The XX Factor

Tennessee Legislature Passes Bill Criminalizing Pregnancy

History shows that prosecutors are more willing to blame drug use for a birth defect or stillbirth than doctors are.

Prosecutors have become quite fond of stretching the reach of child abuse and even murder laws to punish pregnant women for failing to deliver live or healthy babies, usually because those women used drugs during pregnancy. (Though not always.) Often the fact that the laws being used to prosecute are clearly not meant to address what women do to their own bodies while pregnant causes the cases to collapse. For instance, a recent Mississippi case I wrote about involving a mother charged with murder after her baby was stillborn was tossed out by a judge who ruled that the law wasn’t meant to apply to situations such as hers. 

Well, the Tennessee legislature decided to fix this problem by passing a bill through both houses that would give prosecutors broad rights to press abuse charges against women who use illegal drugs during pregnancy and then give birth to unhealthy or stillborn babies. According to RH Reality Check, if the governor of Tennessee signs the bill, it will be the first law like it in the country. The law is a reaction to the passage of the Safe Harbor Act last year, an actually good bill that allows pregnant women with drug problems to seek treatment with the knowledge that Child Protective Services will not take their babies away because of it. (The women do have to stick to the program to keep that assurance.) But law enforcement insisted on retaining the right to throw a woman in jail—even if she has stuck with the treatment program—if the baby is born with problems and they decide that it must have been the drugs that did it.
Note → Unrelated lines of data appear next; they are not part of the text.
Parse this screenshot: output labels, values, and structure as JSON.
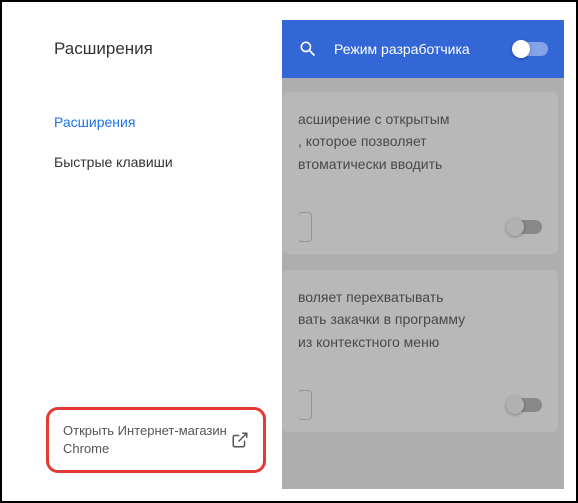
{
  "header": {
    "title": "Расширения",
    "dev_mode_label": "Режим разработчика"
  },
  "sidebar": {
    "items": [
      {
        "label": "Расширения"
      },
      {
        "label": "Быстрые клавиши"
      }
    ],
    "chrome_store_label": "Открыть Интернет-магазин Chrome"
  },
  "cards": [
    {
      "text_lines": [
        "асширение с открытым",
        ", которое позволяет",
        "втоматически вводить"
      ]
    },
    {
      "text_lines": [
        "воляет перехватывать",
        "вать закачки в программу",
        "из контекстного меню"
      ]
    }
  ]
}
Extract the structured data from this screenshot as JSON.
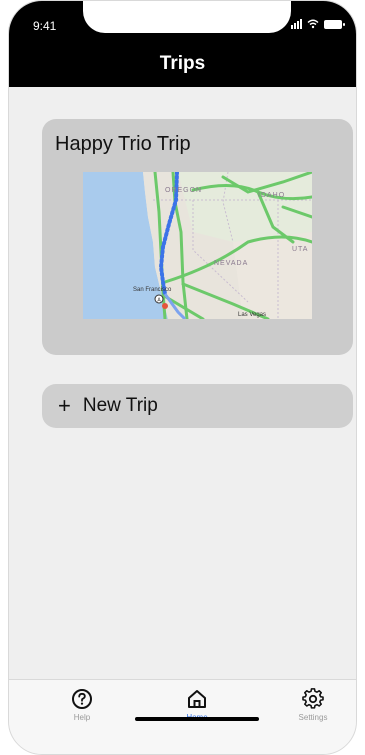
{
  "status_bar": {
    "time": "9:41"
  },
  "header": {
    "title": "Trips"
  },
  "trip_card": {
    "name": "Happy Trio Trip",
    "map_labels": [
      "OREGON",
      "IDAHO",
      "NEVADA",
      "UTA",
      "San Francisco",
      "Las Vegas"
    ]
  },
  "new_trip": {
    "plus": "+",
    "label": "New Trip"
  },
  "tabs": [
    {
      "label": "Help",
      "icon": "help-icon"
    },
    {
      "label": "Home",
      "icon": "home-icon"
    },
    {
      "label": "Settings",
      "icon": "gear-icon"
    }
  ],
  "colors": {
    "header_bg": "#000000",
    "active_tab": "#2f6fe4",
    "card_bg": "#cbcbcb",
    "route": "#3b73e8"
  }
}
I say “they decide” because even though the bill ostensibly limits prosecution to cases where the baby is “born addicted to or harmed by the narcotic drug” or “if her child dies as a result of her illegal use of a narcotic drug,” history shows that prosecutors are more eager to say that drug use caused a birth defect or stillbirth than doctors are. This was evident in the Mississippi case, where the prosecutor and the state medical examiner aggressively pushed the theory that the mother’s cocaine use caused the stillbirth, even though the baby was born with an umbilical cord wrapped around her neck. It’s hard to imagine any other cases where assault or murder charges are brought up against someone when it’s an open question if the person’s actions, no matter how immoral or reckless, actually caused the injury or death in question. 
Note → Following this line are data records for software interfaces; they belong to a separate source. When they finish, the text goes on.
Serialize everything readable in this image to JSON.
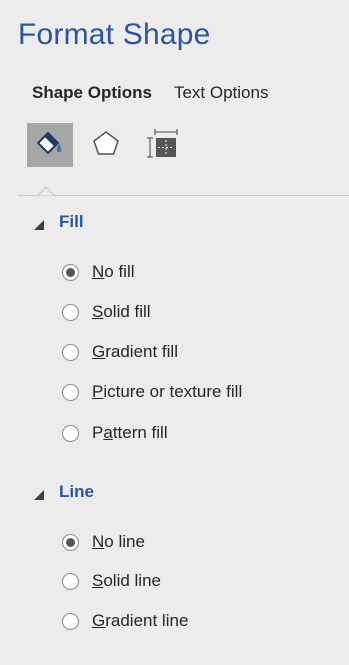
{
  "pane": {
    "title": "Format Shape"
  },
  "tabs": [
    {
      "label": "Shape Options",
      "active": true
    },
    {
      "label": "Text Options",
      "active": false
    }
  ],
  "icons": [
    {
      "name": "fill-line-icon",
      "selected": true
    },
    {
      "name": "effects-icon",
      "selected": false
    },
    {
      "name": "size-properties-icon",
      "selected": false
    }
  ],
  "fill": {
    "header": "Fill",
    "options": [
      {
        "label": "No fill",
        "accesskey": "N",
        "checked": true
      },
      {
        "label": "Solid fill",
        "accesskey": "S",
        "checked": false
      },
      {
        "label": "Gradient fill",
        "accesskey": "G",
        "checked": false
      },
      {
        "label": "Picture or texture fill",
        "accesskey": "P",
        "checked": false
      },
      {
        "label": "Pattern fill",
        "accesskey": "a",
        "checked": false
      }
    ]
  },
  "line": {
    "header": "Line",
    "options": [
      {
        "label": "No line",
        "accesskey": "N",
        "checked": true
      },
      {
        "label": "Solid line",
        "accesskey": "S",
        "checked": false
      },
      {
        "label": "Gradient line",
        "accesskey": "G",
        "checked": false
      }
    ]
  },
  "colors": {
    "accent": "#2f5597",
    "pane_bg": "#ececec",
    "selected_icon_bg": "#a6a6a6"
  }
}
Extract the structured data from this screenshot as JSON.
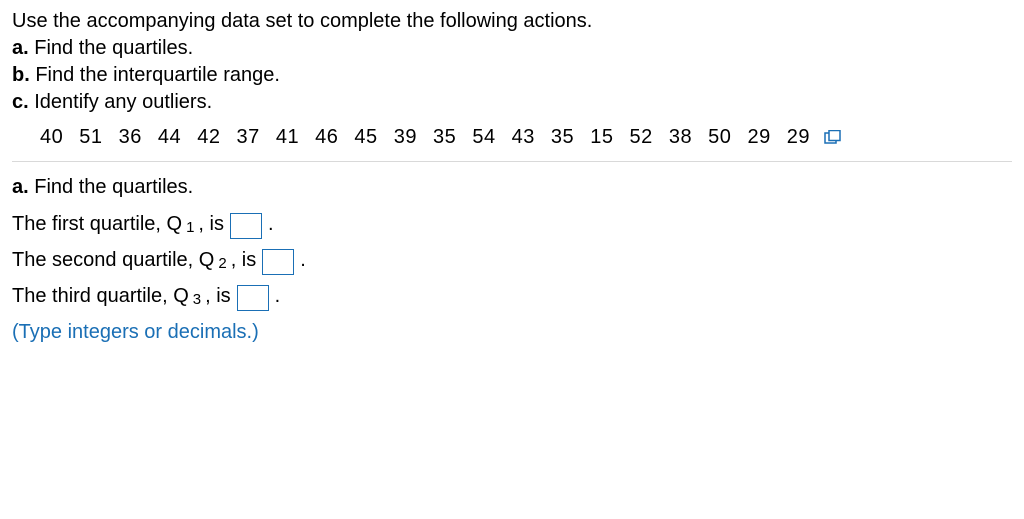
{
  "prompt": {
    "intro": "Use the accompanying data set to complete the following actions.",
    "items": [
      {
        "label": "a.",
        "text": "Find the quartiles."
      },
      {
        "label": "b.",
        "text": "Find the interquartile range."
      },
      {
        "label": "c.",
        "text": "Identify any outliers."
      }
    ]
  },
  "data_set": {
    "values": [
      40,
      51,
      36,
      44,
      42,
      37,
      41,
      46,
      45,
      39,
      35,
      54,
      43,
      35,
      15,
      52,
      38,
      50,
      29,
      29
    ],
    "display": "40  51  36  44  42  37  41  46  45  39  35  54  43  35  15  52  38  50  29  29"
  },
  "section_a": {
    "label": "a.",
    "title": "Find the quartiles.",
    "lines": {
      "q1": {
        "pre": "The first quartile, Q",
        "sub": "1",
        "post": ", is",
        "period": "."
      },
      "q2": {
        "pre": "The second quartile, Q",
        "sub": "2",
        "post": ", is",
        "period": "."
      },
      "q3": {
        "pre": "The third quartile, Q",
        "sub": "3",
        "post": ", is",
        "period": "."
      }
    },
    "hint": "(Type integers or decimals.)"
  },
  "icons": {
    "copy": "copy-icon"
  }
}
Notably, the law only addresses illegal drug use, even though one drug we know for certain causes birth defects, alcohol, is perfectly legal. 
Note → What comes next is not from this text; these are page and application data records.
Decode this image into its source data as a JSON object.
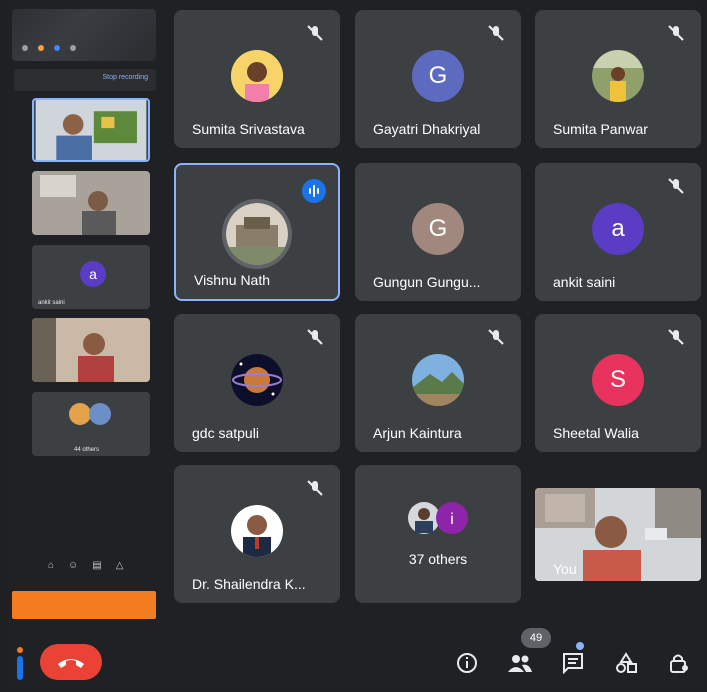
{
  "sidebar": {
    "recording_label": "Stop recording",
    "tiles": [
      {
        "label": ""
      },
      {
        "label": ""
      },
      {
        "label": "ankit saini",
        "avatar_letter": "a"
      },
      {
        "label": ""
      },
      {
        "label": "44 others"
      }
    ]
  },
  "participants": [
    {
      "name": "Sumita Srivastava",
      "muted": true
    },
    {
      "name": "Gayatri Dhakriyal",
      "avatar_letter": "G",
      "avatar_color": "#5c6bc0",
      "muted": true
    },
    {
      "name": "Sumita Panwar",
      "muted": true
    },
    {
      "name": "Vishnu Nath",
      "speaking": true
    },
    {
      "name": "Gungun Gungu...",
      "avatar_letter": "G",
      "avatar_color": "#a1887f"
    },
    {
      "name": "ankit saini",
      "avatar_letter": "a",
      "avatar_color": "#5b3cc4",
      "muted": true
    },
    {
      "name": "gdc satpuli",
      "muted": true
    },
    {
      "name": "Arjun Kaintura",
      "muted": true
    },
    {
      "name": "Sheetal Walia",
      "avatar_letter": "S",
      "avatar_color": "#e8335e",
      "muted": true
    },
    {
      "name": "Dr. Shailendra K...",
      "muted": true
    },
    {
      "name": "37 others",
      "avatar_letter": "i",
      "avatar_color": "#8e24aa"
    },
    {
      "name": "You"
    }
  ],
  "controls": {
    "participant_count": "49"
  },
  "colors": {
    "background": "#202124",
    "tile": "#3c4043",
    "accent": "#8ab4f8",
    "end_call": "#ea4335",
    "speaking": "#1a73e8"
  }
}
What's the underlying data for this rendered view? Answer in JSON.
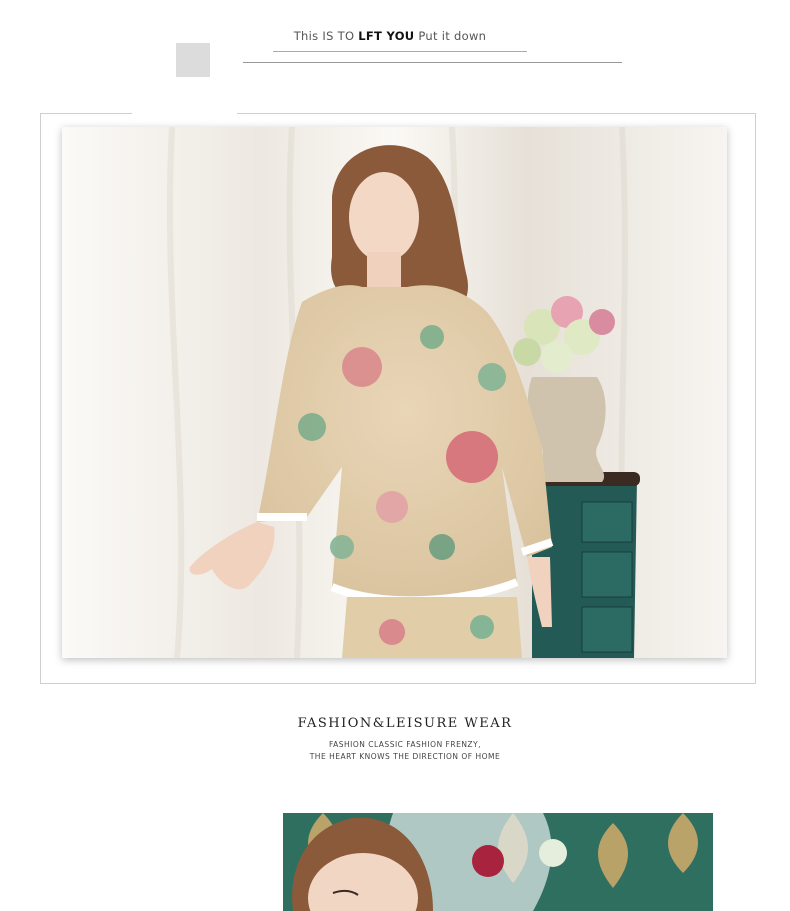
{
  "header": {
    "text_before": "This IS TO ",
    "text_emphasis": "LFT YOU",
    "text_after": " Put it down"
  },
  "section": {
    "title": "FASHION&LEISURE WEAR",
    "subtitle_line1": "FASHION CLASSIC FASHION FRENZY,",
    "subtitle_line2": "THE HEART KNOWS THE DIRECTION OF HOME"
  }
}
If this law passes, it will severely undermine the intention of the Safe Harbor Act. If women avoid seeking treatment for drug abuse during pregnancy for fear of having their babies taken from them, then they are definitely going to be afraid to do it if it means risking jail based on something that may be out of their control—the circumstances of childbirth.